Mileage-wise I'm a little behind schedule for the week, but rest and recovery for the foot will have to be keys for the next ten days leading up to Berryman. I'll pour on the low weight/high reps in the gym for two more days this week and nurse the foot as best I can. Mentally, I find great inspiration in what I know from my peers. It wasn't that long ago that Christy Craig was fighting knee trouble, only to spank 40 miles at Free State. Willie has a foot story courtesy of the Mother Road 100, but has refused to let that keep him from doing the things he wanted to do. Colleen was technically dead with a cold for a month before Rocky Raccoon. Gary has been training for Leadville with Colorado beer.

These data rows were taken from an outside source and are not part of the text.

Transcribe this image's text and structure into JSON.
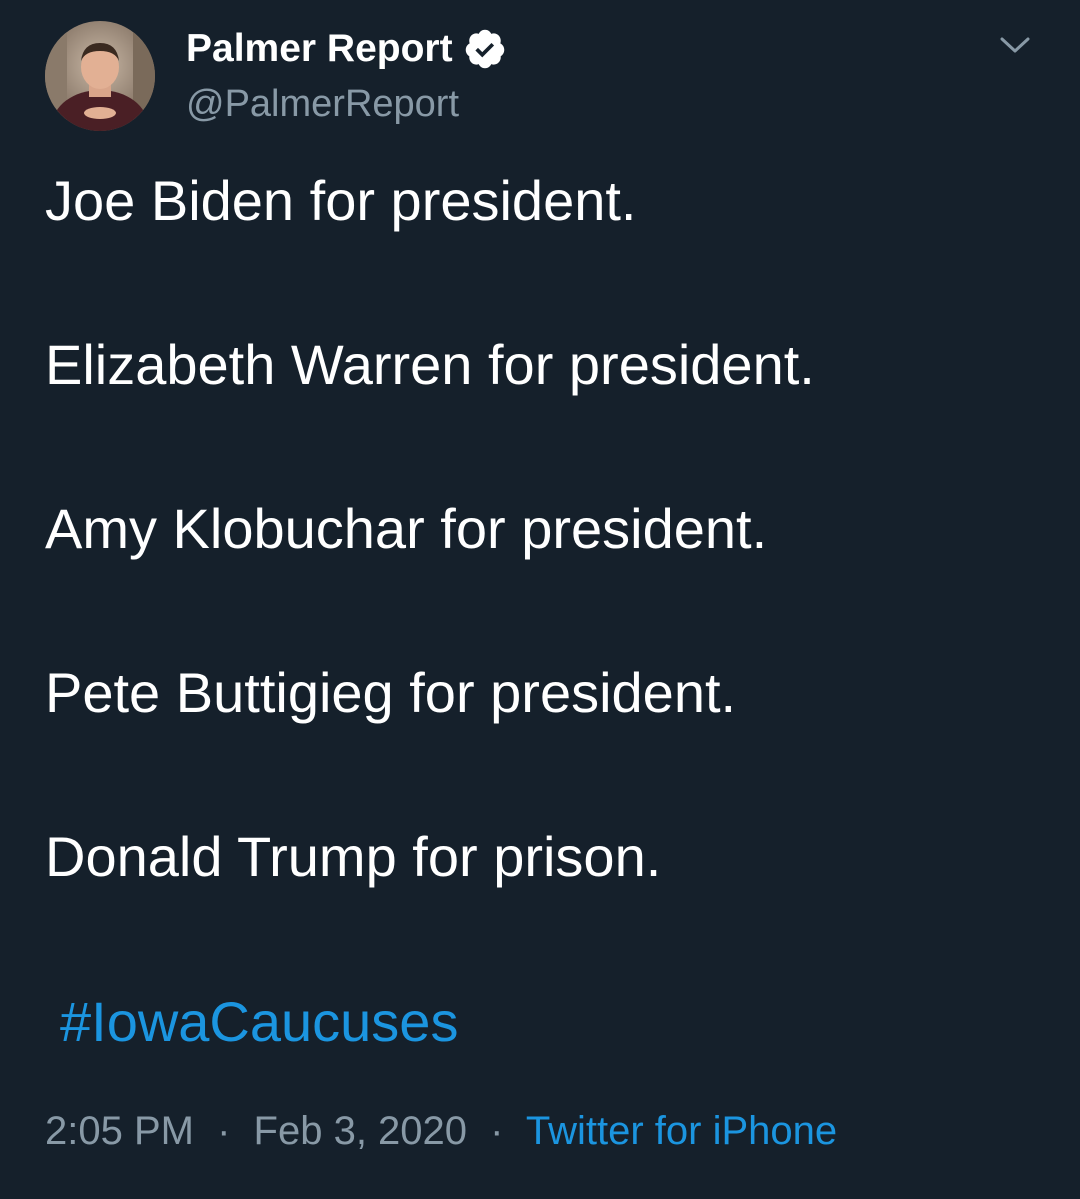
{
  "user": {
    "display_name": "Palmer Report",
    "handle": "@PalmerReport",
    "verified": true
  },
  "tweet": {
    "lines": [
      "Joe Biden for president.",
      "Elizabeth Warren for president.",
      "Amy Klobuchar for president.",
      "Pete Buttigieg for president.",
      "Donald Trump for prison."
    ],
    "hashtag": "#IowaCaucuses"
  },
  "meta": {
    "time": "2:05 PM",
    "separator": "·",
    "date": "Feb 3, 2020",
    "source": "Twitter for iPhone"
  },
  "icons": {
    "verified": "verified-badge-icon",
    "menu": "chevron-down-icon"
  },
  "colors": {
    "background": "#15202b",
    "text": "#ffffff",
    "secondary": "#8899a6",
    "link": "#1b95e0"
  }
}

Bottom line: thanks for the inspiration. I learn enough from ya'll to keep stumbling through this thing we do.
Stuff that means absolutely nothing, in no particular order:
Berryman 50 less than two weeks away. Running around 45 miles this week with a couple weight sessions thrown in, then 6 day taper. I like to start "food tapering" about ten days out, very clean diet, then slow life down to a crawl and severely reduce mileage about a week out, seems to work ok for me.
Thinking in the shower today what a neat thing it would be to have the "runner craze" really take over this area. Picture businesses that have the following voicemail message: "On Wednesdays, expect increased volume as Lawrence Trail Hawks have post-run meetings at our restaurant."
Or a sign: "This store closes at 5pm on Mondays to allow our employees to attend the 'Hawg Trotter' run on the Shunga trail."
Please send up a prayer for GH, who has a drinking problem.
Coffee is good.
Pumped about Rock Creek Trail Series #2 this weekend. Yours truly will be out there somewhere watching all of you get a good sweat on. I like to watch other people exercise, it makes me feel healthy!
Salomon XA Pro Ultra update: ran 40 miles on these puppies nearly out of the box last weekend...good shoe.